A touching observation: see how Brian is sweeping the floor? That’s me when guests come, too. I can hardly resist putting things back in place and cleaning around. My courteous wife has mixed feelings about it.
Once everyone was refilled and recharged, we practiced some music (drums… what gift can be more questionable?) and carried on to the playroom for painting and dressing. Shay turned into a train conductor; Landon’s stunt as a fireman didn’t play out. Dora the cat made an appearance.
As the night was nearing, a family quality time saved several options for last. Reading is perhaps everyone’s favorite, right? Well, not too many kids can see their parent’s name on the book cover. What’s more, their own names are there! Yes, as I mentioned, Heather’s determination, unique story, and irresistible personality helped her publish her own children’s books.
Her first book was Angel Grandma. It was a form of therapy to write the poem about her mom while also helping her children understand that their grandmas (they lost both) are there watching over. A feather is hidden on each page of the book as a reminder that they are still with them.
Heather planned to print and sell books on her own first, running a Kickstarter fundraiser. She designed and created 900+ angel dolls to go with the book. Then she got signed by a publisher so there was no longer need for KS but the dolls remained… She now works on an Etsy store to sell them and donate a portion to children’s charities. A few of them are in the kids room and Shay sleeps with them. Parents tell her the angel dolls are like her grandmas, to bring comfort.
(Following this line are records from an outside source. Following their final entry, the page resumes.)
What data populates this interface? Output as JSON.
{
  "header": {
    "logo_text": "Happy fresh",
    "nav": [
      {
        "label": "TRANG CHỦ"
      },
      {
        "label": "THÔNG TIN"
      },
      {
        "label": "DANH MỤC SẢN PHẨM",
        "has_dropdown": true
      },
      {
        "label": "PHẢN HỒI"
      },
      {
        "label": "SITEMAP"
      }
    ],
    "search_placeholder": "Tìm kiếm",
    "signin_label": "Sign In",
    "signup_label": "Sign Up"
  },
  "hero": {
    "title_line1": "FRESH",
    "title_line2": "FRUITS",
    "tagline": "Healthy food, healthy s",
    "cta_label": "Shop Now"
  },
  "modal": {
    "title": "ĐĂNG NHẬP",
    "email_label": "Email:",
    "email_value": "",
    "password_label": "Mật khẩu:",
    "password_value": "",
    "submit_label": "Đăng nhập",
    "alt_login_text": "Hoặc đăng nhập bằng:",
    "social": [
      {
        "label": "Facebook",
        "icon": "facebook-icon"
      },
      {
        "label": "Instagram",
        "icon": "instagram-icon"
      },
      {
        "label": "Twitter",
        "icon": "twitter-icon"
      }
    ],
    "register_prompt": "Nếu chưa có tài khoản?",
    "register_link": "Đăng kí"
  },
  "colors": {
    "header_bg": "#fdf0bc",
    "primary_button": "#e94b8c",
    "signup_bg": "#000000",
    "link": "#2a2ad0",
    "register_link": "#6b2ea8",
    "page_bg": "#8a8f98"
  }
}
When she’s sad, she asks for her “grandma angel” doll, making it a comfort doll. Here they are on the shelf, along with the illusive elf.
Heather has written seven other books since then.
I asked her how would she be writing a new book if she felt inspired right that moment. She sat near the fireplace and started jotting while Brian was setting the fire. Shay’s little head quickly found rest on mom’s legs. The dog tried, too, but that little twister that Landon is, swept him away. In the turmoil, the golden retriever had to eat a toy bird.
Once things settled down, everyone cuddled on the couch by the fireplace with the seasonal music softly muffling the five loving souls. It could last and last some other day but I may have instigated crazy jumping for the whole visual enchilada of family fun by a Christmas tree.
The moment was inevitable and awaited in the 9th hour of a day in the life of this Long Island family coverage — bedtime story time. Landon wasn’t quite ready and bid his farewell to the photographer to attend to the remaining parts of his business outside the bedroom. Shay again obliged and enjoyed her mom’s soothing voice.
I had a 3-hr drive back home and arrived closer to midnight, ever so happy from the flow and outcome of this first attempt at such a meaningful and touching project. 150 photos made way to this blog… a record-breaking achievement, giving way to just one other story on my blog — a 4-day wedding coverage in India with about 300 photos. This should tell you how involving and significant I feel in such projects.
If you share my passion about preserving real-life memories this way and wish to document a day in the life of your own family, reach out to me to discuss your personalized experience. And, if you act within a week, by December 25th, I’ll offer a 25% discount as a little holiday gift to you. Secure this experience now and shoot any time later, be it a winter, summer, or anything else!
This countdown has been ended already!